What needs to be done: To complete the exercise, write out all the data exactly.

Data for this task:
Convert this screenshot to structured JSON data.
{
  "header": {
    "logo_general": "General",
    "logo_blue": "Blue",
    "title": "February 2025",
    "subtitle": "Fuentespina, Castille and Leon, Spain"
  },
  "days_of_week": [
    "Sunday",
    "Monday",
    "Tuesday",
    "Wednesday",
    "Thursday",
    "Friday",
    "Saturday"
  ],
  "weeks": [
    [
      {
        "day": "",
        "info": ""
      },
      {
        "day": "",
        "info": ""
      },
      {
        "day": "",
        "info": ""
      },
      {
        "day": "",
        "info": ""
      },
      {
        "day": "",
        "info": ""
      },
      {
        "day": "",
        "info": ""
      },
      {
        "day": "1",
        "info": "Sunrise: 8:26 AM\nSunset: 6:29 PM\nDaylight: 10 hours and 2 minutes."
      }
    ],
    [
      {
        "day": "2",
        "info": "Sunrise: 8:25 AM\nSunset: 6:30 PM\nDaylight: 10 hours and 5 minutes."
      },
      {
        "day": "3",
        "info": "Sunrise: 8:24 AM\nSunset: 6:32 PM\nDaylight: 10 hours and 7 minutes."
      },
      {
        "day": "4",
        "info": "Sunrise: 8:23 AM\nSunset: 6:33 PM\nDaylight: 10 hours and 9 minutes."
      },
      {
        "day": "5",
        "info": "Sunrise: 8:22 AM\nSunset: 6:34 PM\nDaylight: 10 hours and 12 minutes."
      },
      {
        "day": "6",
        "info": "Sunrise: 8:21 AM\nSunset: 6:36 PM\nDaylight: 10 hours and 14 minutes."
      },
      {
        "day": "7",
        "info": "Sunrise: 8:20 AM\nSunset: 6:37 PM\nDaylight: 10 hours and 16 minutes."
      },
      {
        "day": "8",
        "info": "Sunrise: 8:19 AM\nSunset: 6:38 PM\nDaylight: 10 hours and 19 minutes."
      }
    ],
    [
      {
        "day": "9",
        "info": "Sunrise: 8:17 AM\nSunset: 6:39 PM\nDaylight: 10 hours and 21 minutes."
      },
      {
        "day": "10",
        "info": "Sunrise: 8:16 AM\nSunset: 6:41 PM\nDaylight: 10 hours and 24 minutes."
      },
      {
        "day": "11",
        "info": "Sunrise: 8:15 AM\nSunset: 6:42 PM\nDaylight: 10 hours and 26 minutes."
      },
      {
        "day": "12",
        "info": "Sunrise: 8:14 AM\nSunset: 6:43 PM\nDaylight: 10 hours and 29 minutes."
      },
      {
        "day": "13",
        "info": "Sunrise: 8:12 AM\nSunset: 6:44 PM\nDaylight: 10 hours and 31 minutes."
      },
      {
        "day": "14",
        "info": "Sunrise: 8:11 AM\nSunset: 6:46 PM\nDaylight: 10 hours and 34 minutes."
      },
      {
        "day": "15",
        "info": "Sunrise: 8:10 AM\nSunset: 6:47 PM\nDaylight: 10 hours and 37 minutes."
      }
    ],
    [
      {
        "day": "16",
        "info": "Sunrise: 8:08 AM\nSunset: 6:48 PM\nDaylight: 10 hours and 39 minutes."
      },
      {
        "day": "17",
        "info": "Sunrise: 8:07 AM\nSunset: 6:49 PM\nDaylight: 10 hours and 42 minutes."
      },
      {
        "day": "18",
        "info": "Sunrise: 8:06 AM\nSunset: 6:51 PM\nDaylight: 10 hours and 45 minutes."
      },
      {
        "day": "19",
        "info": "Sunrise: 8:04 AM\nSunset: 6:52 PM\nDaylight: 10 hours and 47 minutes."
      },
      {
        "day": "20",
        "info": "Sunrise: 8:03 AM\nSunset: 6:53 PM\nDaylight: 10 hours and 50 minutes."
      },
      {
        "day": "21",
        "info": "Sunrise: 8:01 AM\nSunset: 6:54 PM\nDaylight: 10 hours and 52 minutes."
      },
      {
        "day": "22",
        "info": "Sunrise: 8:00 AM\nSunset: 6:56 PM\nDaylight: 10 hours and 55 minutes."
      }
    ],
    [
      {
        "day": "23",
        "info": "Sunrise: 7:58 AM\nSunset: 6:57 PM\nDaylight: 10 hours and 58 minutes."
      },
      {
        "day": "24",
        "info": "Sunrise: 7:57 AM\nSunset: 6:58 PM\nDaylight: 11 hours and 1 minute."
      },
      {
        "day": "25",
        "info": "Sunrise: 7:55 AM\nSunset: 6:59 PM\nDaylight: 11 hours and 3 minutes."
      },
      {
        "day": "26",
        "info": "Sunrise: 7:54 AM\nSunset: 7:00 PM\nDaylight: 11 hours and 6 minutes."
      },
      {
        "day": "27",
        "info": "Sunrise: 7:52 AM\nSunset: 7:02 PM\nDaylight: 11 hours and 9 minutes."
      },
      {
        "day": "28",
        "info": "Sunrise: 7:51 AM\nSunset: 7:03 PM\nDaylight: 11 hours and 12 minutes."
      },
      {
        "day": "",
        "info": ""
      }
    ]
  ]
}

Output for this exercise:
Convert this screenshot to structured JSON data.
{
  "header": {
    "logo_general": "General",
    "logo_blue": "Blue",
    "title": "February 2025",
    "subtitle": "Fuentespina, Castille and Leon, Spain"
  },
  "days_of_week": [
    "Sunday",
    "Monday",
    "Tuesday",
    "Wednesday",
    "Thursday",
    "Friday",
    "Saturday"
  ],
  "weeks": [
    [
      {
        "day": "",
        "info": ""
      },
      {
        "day": "",
        "info": ""
      },
      {
        "day": "",
        "info": ""
      },
      {
        "day": "",
        "info": ""
      },
      {
        "day": "",
        "info": ""
      },
      {
        "day": "",
        "info": ""
      },
      {
        "day": "1",
        "info": "Sunrise: 8:26 AM\nSunset: 6:29 PM\nDaylight: 10 hours and 2 minutes."
      }
    ],
    [
      {
        "day": "2",
        "info": "Sunrise: 8:25 AM\nSunset: 6:30 PM\nDaylight: 10 hours and 5 minutes."
      },
      {
        "day": "3",
        "info": "Sunrise: 8:24 AM\nSunset: 6:32 PM\nDaylight: 10 hours and 7 minutes."
      },
      {
        "day": "4",
        "info": "Sunrise: 8:23 AM\nSunset: 6:33 PM\nDaylight: 10 hours and 9 minutes."
      },
      {
        "day": "5",
        "info": "Sunrise: 8:22 AM\nSunset: 6:34 PM\nDaylight: 10 hours and 12 minutes."
      },
      {
        "day": "6",
        "info": "Sunrise: 8:21 AM\nSunset: 6:36 PM\nDaylight: 10 hours and 14 minutes."
      },
      {
        "day": "7",
        "info": "Sunrise: 8:20 AM\nSunset: 6:37 PM\nDaylight: 10 hours and 16 minutes."
      },
      {
        "day": "8",
        "info": "Sunrise: 8:19 AM\nSunset: 6:38 PM\nDaylight: 10 hours and 19 minutes."
      }
    ],
    [
      {
        "day": "9",
        "info": "Sunrise: 8:17 AM\nSunset: 6:39 PM\nDaylight: 10 hours and 21 minutes."
      },
      {
        "day": "10",
        "info": "Sunrise: 8:16 AM\nSunset: 6:41 PM\nDaylight: 10 hours and 24 minutes."
      },
      {
        "day": "11",
        "info": "Sunrise: 8:15 AM\nSunset: 6:42 PM\nDaylight: 10 hours and 26 minutes."
      },
      {
        "day": "12",
        "info": "Sunrise: 8:14 AM\nSunset: 6:43 PM\nDaylight: 10 hours and 29 minutes."
      },
      {
        "day": "13",
        "info": "Sunrise: 8:12 AM\nSunset: 6:44 PM\nDaylight: 10 hours and 31 minutes."
      },
      {
        "day": "14",
        "info": "Sunrise: 8:11 AM\nSunset: 6:46 PM\nDaylight: 10 hours and 34 minutes."
      },
      {
        "day": "15",
        "info": "Sunrise: 8:10 AM\nSunset: 6:47 PM\nDaylight: 10 hours and 37 minutes."
      }
    ],
    [
      {
        "day": "16",
        "info": "Sunrise: 8:08 AM\nSunset: 6:48 PM\nDaylight: 10 hours and 39 minutes."
      },
      {
        "day": "17",
        "info": "Sunrise: 8:07 AM\nSunset: 6:49 PM\nDaylight: 10 hours and 42 minutes."
      },
      {
        "day": "18",
        "info": "Sunrise: 8:06 AM\nSunset: 6:51 PM\nDaylight: 10 hours and 45 minutes."
      },
      {
        "day": "19",
        "info": "Sunrise: 8:04 AM\nSunset: 6:52 PM\nDaylight: 10 hours and 47 minutes."
      },
      {
        "day": "20",
        "info": "Sunrise: 8:03 AM\nSunset: 6:53 PM\nDaylight: 10 hours and 50 minutes."
      },
      {
        "day": "21",
        "info": "Sunrise: 8:01 AM\nSunset: 6:54 PM\nDaylight: 10 hours and 52 minutes."
      },
      {
        "day": "22",
        "info": "Sunrise: 8:00 AM\nSunset: 6:56 PM\nDaylight: 10 hours and 55 minutes."
      }
    ],
    [
      {
        "day": "23",
        "info": "Sunrise: 7:58 AM\nSunset: 6:57 PM\nDaylight: 10 hours and 58 minutes."
      },
      {
        "day": "24",
        "info": "Sunrise: 7:57 AM\nSunset: 6:58 PM\nDaylight: 11 hours and 1 minute."
      },
      {
        "day": "25",
        "info": "Sunrise: 7:55 AM\nSunset: 6:59 PM\nDaylight: 11 hours and 3 minutes."
      },
      {
        "day": "26",
        "info": "Sunrise: 7:54 AM\nSunset: 7:00 PM\nDaylight: 11 hours and 6 minutes."
      },
      {
        "day": "27",
        "info": "Sunrise: 7:52 AM\nSunset: 7:02 PM\nDaylight: 11 hours and 9 minutes."
      },
      {
        "day": "28",
        "info": "Sunrise: 7:51 AM\nSunset: 7:03 PM\nDaylight: 11 hours and 12 minutes."
      },
      {
        "day": "",
        "info": ""
      }
    ]
  ]
}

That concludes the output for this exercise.